> What you should do: Read the lines below, and copy any that contain the string "Pinterest".

(The records Opens)

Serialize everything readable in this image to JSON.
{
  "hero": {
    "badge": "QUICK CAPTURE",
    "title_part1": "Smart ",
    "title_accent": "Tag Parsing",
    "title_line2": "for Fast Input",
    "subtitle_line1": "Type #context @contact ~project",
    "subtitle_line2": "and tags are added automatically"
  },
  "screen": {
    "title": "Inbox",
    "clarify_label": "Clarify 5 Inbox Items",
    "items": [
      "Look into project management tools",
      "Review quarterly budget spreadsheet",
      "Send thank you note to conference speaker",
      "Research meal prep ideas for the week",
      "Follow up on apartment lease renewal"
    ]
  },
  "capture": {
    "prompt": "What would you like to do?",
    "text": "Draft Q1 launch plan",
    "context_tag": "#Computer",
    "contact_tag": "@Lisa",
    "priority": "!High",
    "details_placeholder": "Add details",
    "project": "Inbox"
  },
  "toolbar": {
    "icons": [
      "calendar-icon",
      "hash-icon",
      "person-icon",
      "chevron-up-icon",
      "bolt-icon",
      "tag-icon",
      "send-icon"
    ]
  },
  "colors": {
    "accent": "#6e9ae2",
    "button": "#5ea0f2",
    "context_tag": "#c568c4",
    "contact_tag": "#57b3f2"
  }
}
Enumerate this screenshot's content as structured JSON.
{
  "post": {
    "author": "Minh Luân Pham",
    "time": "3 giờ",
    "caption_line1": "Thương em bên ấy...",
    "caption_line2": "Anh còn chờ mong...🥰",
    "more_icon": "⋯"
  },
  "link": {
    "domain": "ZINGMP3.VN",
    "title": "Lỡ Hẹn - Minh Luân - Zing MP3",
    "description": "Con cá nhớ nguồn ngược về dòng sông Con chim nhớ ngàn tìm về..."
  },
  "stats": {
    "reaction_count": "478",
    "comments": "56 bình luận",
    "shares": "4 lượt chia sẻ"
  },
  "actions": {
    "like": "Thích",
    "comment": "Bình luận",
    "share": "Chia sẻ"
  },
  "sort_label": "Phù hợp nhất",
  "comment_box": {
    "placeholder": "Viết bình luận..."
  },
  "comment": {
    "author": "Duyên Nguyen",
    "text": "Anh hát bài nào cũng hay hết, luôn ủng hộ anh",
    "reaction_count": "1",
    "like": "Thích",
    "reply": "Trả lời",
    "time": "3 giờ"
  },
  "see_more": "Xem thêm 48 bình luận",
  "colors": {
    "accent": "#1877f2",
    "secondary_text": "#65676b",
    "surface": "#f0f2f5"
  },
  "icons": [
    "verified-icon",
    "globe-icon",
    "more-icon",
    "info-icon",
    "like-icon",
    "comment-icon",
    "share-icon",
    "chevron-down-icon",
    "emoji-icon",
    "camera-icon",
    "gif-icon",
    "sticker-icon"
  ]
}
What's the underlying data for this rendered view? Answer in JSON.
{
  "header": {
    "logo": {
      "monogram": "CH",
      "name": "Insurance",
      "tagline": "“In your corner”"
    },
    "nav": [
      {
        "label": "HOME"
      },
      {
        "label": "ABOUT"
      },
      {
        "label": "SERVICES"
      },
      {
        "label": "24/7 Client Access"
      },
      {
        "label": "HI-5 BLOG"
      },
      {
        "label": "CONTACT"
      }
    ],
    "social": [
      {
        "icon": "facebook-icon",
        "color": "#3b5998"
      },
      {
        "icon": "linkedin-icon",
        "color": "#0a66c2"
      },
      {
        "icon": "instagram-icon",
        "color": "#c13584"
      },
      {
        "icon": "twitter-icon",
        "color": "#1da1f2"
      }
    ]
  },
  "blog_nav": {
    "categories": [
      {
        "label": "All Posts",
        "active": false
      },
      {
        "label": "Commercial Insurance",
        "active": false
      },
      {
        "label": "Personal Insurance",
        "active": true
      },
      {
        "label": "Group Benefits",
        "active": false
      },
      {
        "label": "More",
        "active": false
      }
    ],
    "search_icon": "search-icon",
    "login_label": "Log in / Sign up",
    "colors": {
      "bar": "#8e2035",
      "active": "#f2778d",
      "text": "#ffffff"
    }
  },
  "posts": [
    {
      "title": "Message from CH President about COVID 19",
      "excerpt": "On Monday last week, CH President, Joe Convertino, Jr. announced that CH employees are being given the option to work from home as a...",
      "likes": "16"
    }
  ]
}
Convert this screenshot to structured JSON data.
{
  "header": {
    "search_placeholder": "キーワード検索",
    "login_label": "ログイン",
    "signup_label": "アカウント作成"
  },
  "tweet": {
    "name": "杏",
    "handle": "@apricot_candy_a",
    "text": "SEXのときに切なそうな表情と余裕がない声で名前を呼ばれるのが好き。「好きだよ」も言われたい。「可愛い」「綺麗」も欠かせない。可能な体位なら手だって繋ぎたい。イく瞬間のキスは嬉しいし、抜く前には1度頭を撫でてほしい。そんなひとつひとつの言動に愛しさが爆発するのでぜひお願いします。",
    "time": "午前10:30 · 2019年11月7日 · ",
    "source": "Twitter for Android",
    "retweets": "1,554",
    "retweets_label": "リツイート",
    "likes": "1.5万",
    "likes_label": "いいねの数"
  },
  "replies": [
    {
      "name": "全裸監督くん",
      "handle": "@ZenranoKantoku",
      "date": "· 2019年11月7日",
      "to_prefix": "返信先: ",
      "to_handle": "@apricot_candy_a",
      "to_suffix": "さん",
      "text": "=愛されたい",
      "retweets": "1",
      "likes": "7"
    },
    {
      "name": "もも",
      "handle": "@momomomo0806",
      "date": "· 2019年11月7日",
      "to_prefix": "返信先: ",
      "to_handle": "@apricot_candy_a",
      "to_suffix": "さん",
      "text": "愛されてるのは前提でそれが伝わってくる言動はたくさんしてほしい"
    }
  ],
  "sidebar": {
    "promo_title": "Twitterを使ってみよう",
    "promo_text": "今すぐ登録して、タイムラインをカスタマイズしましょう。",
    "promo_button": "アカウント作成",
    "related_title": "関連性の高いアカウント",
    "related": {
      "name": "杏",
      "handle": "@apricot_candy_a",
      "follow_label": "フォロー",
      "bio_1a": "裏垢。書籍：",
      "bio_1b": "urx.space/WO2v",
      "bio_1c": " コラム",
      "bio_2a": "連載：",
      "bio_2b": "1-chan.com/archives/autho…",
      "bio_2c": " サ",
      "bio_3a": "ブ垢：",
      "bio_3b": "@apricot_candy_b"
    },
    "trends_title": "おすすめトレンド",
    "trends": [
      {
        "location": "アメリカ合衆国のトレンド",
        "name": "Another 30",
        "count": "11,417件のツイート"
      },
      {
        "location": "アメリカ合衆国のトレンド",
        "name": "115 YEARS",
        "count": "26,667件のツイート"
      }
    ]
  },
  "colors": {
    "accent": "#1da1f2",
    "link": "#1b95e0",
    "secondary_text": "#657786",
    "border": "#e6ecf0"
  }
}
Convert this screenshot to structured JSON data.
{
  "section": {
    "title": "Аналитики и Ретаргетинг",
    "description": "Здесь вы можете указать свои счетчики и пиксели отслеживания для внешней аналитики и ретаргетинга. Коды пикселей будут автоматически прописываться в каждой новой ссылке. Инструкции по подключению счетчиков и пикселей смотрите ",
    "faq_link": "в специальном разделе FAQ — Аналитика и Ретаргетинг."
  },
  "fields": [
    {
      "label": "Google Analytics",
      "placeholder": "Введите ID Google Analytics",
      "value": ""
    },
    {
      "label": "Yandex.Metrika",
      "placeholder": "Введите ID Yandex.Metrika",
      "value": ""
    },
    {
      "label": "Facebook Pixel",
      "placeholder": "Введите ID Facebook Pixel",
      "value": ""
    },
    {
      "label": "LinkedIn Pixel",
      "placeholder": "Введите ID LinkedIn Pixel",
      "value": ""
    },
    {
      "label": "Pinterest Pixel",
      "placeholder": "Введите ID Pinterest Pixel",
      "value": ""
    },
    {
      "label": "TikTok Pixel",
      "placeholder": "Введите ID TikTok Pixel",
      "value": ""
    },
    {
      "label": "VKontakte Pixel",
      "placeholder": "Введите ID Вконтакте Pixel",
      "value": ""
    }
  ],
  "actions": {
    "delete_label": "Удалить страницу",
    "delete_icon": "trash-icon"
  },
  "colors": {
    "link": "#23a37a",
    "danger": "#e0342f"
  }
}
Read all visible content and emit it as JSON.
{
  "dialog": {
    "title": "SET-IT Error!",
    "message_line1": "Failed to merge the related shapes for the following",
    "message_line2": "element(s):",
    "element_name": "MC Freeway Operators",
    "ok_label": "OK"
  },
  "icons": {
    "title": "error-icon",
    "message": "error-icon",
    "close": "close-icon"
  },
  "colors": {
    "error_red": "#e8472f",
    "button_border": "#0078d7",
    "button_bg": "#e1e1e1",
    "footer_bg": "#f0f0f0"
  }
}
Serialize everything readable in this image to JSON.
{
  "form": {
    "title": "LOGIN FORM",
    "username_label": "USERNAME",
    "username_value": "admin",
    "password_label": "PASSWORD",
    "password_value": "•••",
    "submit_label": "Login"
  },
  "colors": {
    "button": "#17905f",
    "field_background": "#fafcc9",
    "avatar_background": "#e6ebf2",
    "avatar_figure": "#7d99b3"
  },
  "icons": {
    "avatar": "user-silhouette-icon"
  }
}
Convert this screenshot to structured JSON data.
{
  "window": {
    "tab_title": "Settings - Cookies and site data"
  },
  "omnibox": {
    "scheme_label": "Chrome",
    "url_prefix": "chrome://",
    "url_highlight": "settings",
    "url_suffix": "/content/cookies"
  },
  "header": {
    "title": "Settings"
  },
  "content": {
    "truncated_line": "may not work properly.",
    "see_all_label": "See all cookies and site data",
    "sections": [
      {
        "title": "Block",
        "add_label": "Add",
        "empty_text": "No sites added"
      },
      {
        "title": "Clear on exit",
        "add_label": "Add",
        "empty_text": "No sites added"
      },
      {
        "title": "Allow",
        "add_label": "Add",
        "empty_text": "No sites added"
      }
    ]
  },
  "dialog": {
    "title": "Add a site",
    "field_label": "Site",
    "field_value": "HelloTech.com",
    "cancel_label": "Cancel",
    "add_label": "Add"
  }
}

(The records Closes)

> Your solution:
      "label": "Pinterest Pixel",
      "placeholder": "Введите ID Pinterest Pixel",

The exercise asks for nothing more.